We usually look at mainstream and high-end graphics cards, but the Zotac GeForce GT 640 Zone Edition managed to catch our attention since it is passively cooled. The idea of having a silent video card without any active cooling fans is a big deal for the HTPC crowd and those users want silence. The Zotac GeForce GT 640 Zone Edition video card was announced in July 2012, but has yet to make it to the retail market for some reason. We held this review on purpose as there is no sense in reviewing a video card that you can not buy. Zotac informed us that the card is now shipping and should become available to purchase online in the next week or two. So, we figured that now is the perfect time to take a look at this zero noise graphics card!

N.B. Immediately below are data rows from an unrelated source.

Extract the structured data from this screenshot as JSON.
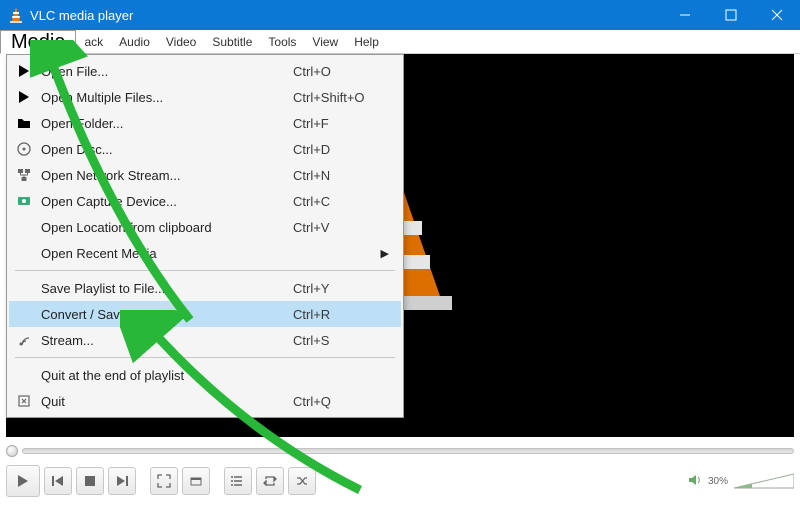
{
  "window": {
    "title": "VLC media player"
  },
  "menubar": {
    "items": [
      "Media",
      "ack",
      "Audio",
      "Video",
      "Subtitle",
      "Tools",
      "View",
      "Help"
    ]
  },
  "media_menu": {
    "open_file": {
      "label": "Open File...",
      "shortcut": "Ctrl+O"
    },
    "open_multiple": {
      "label": "Open Multiple Files...",
      "shortcut": "Ctrl+Shift+O"
    },
    "open_folder": {
      "label": "Open Folder...",
      "shortcut": "Ctrl+F"
    },
    "open_disc": {
      "label": "Open Disc...",
      "shortcut": "Ctrl+D"
    },
    "open_network": {
      "label": "Open Network Stream...",
      "shortcut": "Ctrl+N"
    },
    "open_capture": {
      "label": "Open Capture Device...",
      "shortcut": "Ctrl+C"
    },
    "open_clipboard": {
      "label": "Open Location from clipboard",
      "shortcut": "Ctrl+V"
    },
    "open_recent": {
      "label": "Open Recent Media",
      "shortcut": ""
    },
    "save_playlist": {
      "label": "Save Playlist to File...",
      "shortcut": "Ctrl+Y"
    },
    "convert_save": {
      "label": "Convert / Save...",
      "shortcut": "Ctrl+R"
    },
    "stream": {
      "label": "Stream...",
      "shortcut": "Ctrl+S"
    },
    "quit_end": {
      "label": "Quit at the end of playlist",
      "shortcut": ""
    },
    "quit": {
      "label": "Quit",
      "shortcut": "Ctrl+Q"
    }
  },
  "playback": {
    "volume_label": "30%"
  },
  "colors": {
    "titlebar": "#0A78D4",
    "menu_highlight": "#BDE0F7",
    "annotation_arrow": "#29B73A"
  }
}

The Zotac GeForce GT 640 Zone Edition uses the NVIDIA GK107 ‘Kepler’ 28nm GPU that has 384 CUDA cores (shader units) and 16 ROPs. This card is clocked at 902MHz and does not feature a boost mode. When it comes to memory you’ll find that this card has 2048 MB (2GB) of DDR3 memory that runs on a 128-bit memory bus. Most mainstream and high-end cards today use GDDR5 memory, but DDR3 memory is less expensive to use. The 2GB of DDR3 memory runs at 891MHz on this particular card.
Zotac GeForce GT 640 Video Cards:
Zotac makes four different GeForce GT 640 cards and all feature the same core clock speeds, so be careful which you buy. Zotac has a standard card, a passive card, a low profile card and one with less memory. We are looking at the Zotac GeForce GT 640 Zone Edition video card with model number ZT-60204-20L.
The Zotac GeForce GT 640 Zone Edition is a dual-slot graphics card that looks pretty sharp. As you can see the passive cooler uses three copper heat-pipes and the aluminum cooling fins wrap around the back of the card for increased surface area. Zotac used a black PCB that is just 5.75″ long for this card, but the cooling fins extend past the end of the circuit board, making the card 6.5625″ in total length.
This card has a simple design as there is no need for additional power and there is no SLI connector for Multi-GPU setups. As long as you have a 350W or greater power supply with 20Amps on the +12V rail and a PCI Express x16 graphics slot on your motherboard you should be good to go with this card.
Turning the Zotac GeForce GT 640 Zone over you can see that it doesn’t have a back plate or any of the DDR3 memory chips on the back of the black colored PCB. The serial number sticker is the most important thing that is located on the back of this card. This number is critical if you plan on ever RMA’ing it under the 2-year limited warranty period should anything ever go wrong. Zotac is using PCB model number 23A-DN256-05Ain case you are curious.
With the card flipped this direction you can see the three copper heatpipes that help keep the GK107′ GPU temperatures at bay. You can also see another pair of labels and more importantly a fan header that is located just above the PCI Express x16 slot connector on the left side. If you wanted to add a video card cooling fan to this card you are able to with this small 2-pin fan header. Also notice that there is thermal padding on the far left side to help transfer heat from the VRM area to the cooling fins.
The Zotac GeForce GT 640 Zone Edition has DVI-I, DVI-D & mini-HDMI when it comes to video outputs. Zotac only includes a DVI to VGA adapter, so you better have a mini-HDMI to full size HDMI adapter at home if you plan on using this for your HTPC build. This card was designed for the home theater PC crowd, so it is beyond us why Zotac would include a VGA adapter and not an HDMI adapter. Someone at Zotac dropped the ball here and forgot who this card is for.
The GeForce GT 640 does support running three monitors thanks to NVIDIA Surround technology. Also, if you are worried about 4K monitor support for the future you are in luck! This card has 4K video decoding capabilities, so you can run at a 4096×2160 resolution if you can afford one of the $25,000+ 4K monitors right now.
You might have noticed that we went over this card is that the heat sink wrapped around the back of the PCB. If you thought this card would have issues with motherboard chipsets, then pat yourself on the back for catching that. The second we plugged this video card into our ASUS P9X79 Deluxe motherboard we noticed that it wasn’t sitting flat and that it was resting on the chipset cooler. The card still worked, but would not seat into the slot or secure with the PCIe locking mechanism. If your motherboard has the chipset cooler right above the primary PCIe x16 slot then you might have some issues.
Let’s take a look at the retail box and bundle then jump into game testing!